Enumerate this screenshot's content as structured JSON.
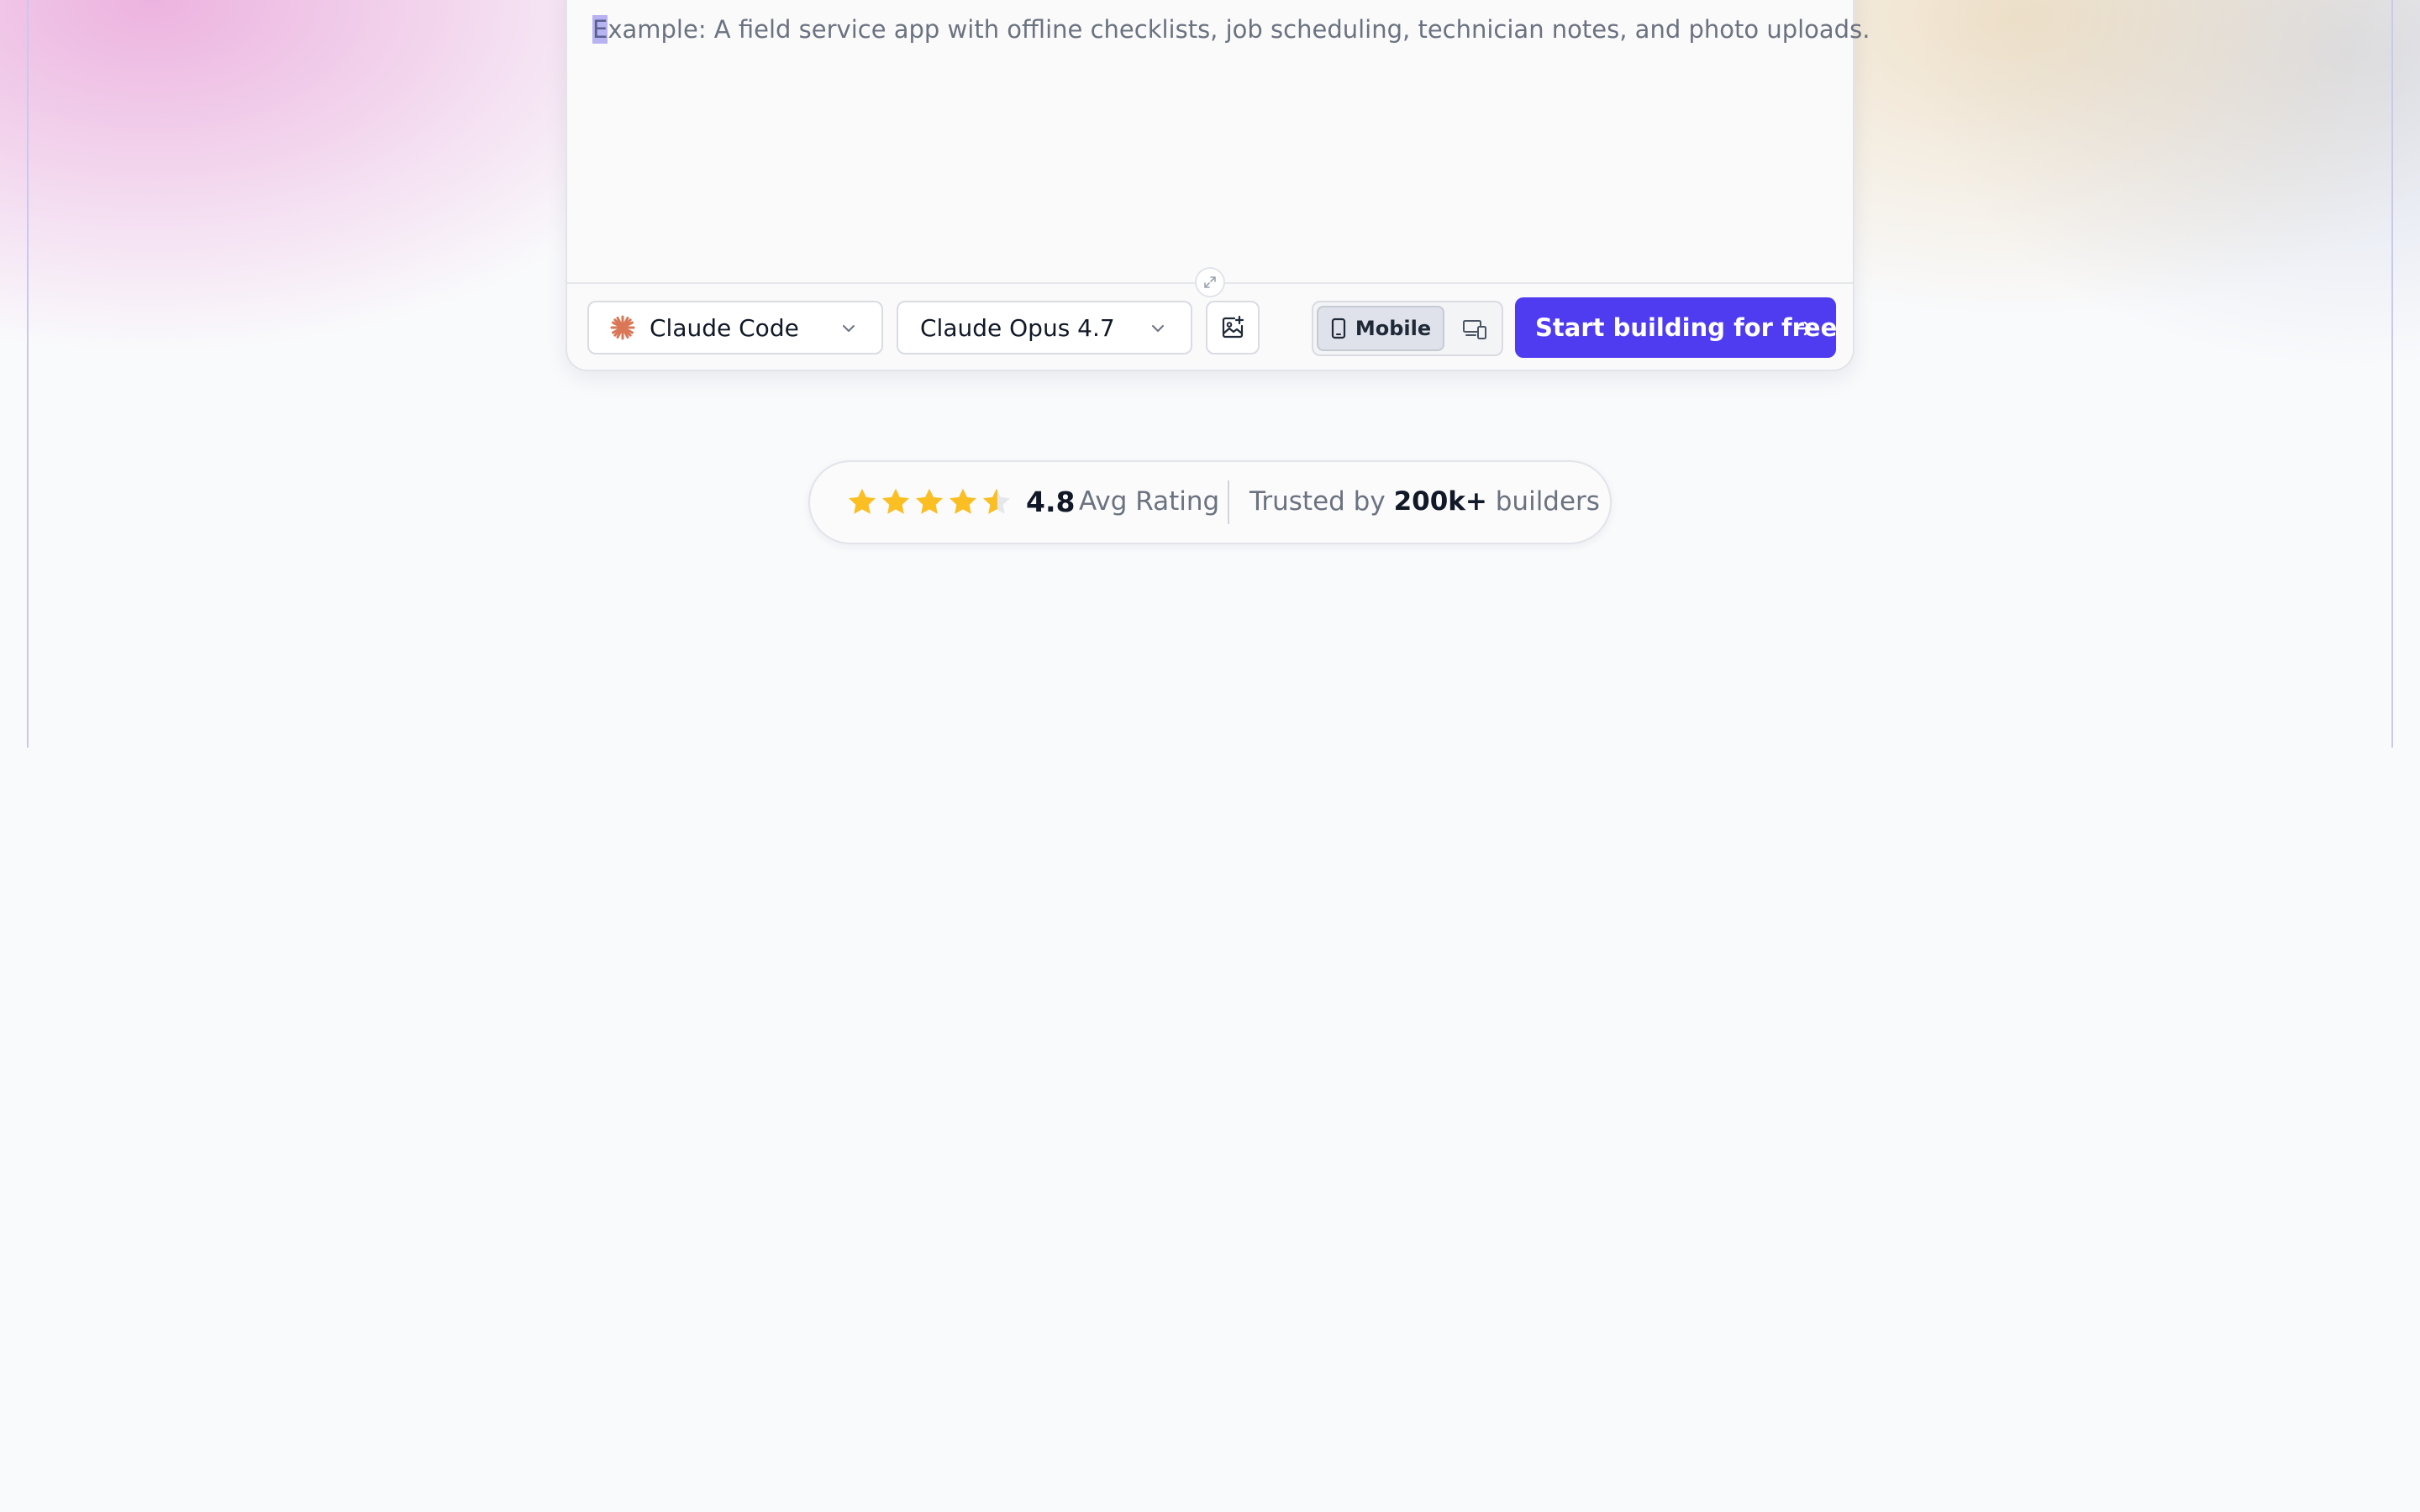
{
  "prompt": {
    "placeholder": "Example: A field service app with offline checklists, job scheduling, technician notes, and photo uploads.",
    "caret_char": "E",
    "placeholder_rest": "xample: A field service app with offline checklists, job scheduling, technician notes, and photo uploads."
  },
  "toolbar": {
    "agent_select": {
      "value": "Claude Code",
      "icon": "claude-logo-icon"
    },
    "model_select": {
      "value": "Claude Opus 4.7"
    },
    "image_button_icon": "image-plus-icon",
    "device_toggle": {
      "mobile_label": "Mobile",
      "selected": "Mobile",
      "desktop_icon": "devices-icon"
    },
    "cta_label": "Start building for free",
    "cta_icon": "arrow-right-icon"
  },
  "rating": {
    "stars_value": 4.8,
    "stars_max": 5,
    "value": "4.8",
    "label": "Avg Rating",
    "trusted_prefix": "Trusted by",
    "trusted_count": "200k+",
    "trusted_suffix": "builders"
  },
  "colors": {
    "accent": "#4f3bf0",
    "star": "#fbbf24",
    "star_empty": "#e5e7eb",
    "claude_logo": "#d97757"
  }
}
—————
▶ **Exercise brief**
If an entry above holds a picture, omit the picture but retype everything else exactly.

▶ **Reply to the exercise**
Enumerate this screenshot's content as structured JSON.
{
  "prompt": {
    "placeholder": "Example: A field service app with offline checklists, job scheduling, technician notes, and photo uploads.",
    "caret_char": "E",
    "placeholder_rest": "xample: A field service app with offline checklists, job scheduling, technician notes, and photo uploads."
  },
  "toolbar": {
    "agent_select": {
      "value": "Claude Code",
      "icon": "claude-logo-icon"
    },
    "model_select": {
      "value": "Claude Opus 4.7"
    },
    "image_button_icon": "image-plus-icon",
    "device_toggle": {
      "mobile_label": "Mobile",
      "selected": "Mobile",
      "desktop_icon": "devices-icon"
    },
    "cta_label": "Start building for free",
    "cta_icon": "arrow-right-icon"
  },
  "rating": {
    "stars_value": 4.8,
    "stars_max": 5,
    "value": "4.8",
    "label": "Avg Rating",
    "trusted_prefix": "Trusted by",
    "trusted_count": "200k+",
    "trusted_suffix": "builders"
  },
  "colors": {
    "accent": "#4f3bf0",
    "star": "#fbbf24",
    "star_empty": "#e5e7eb",
    "claude_logo": "#d97757"
  }
}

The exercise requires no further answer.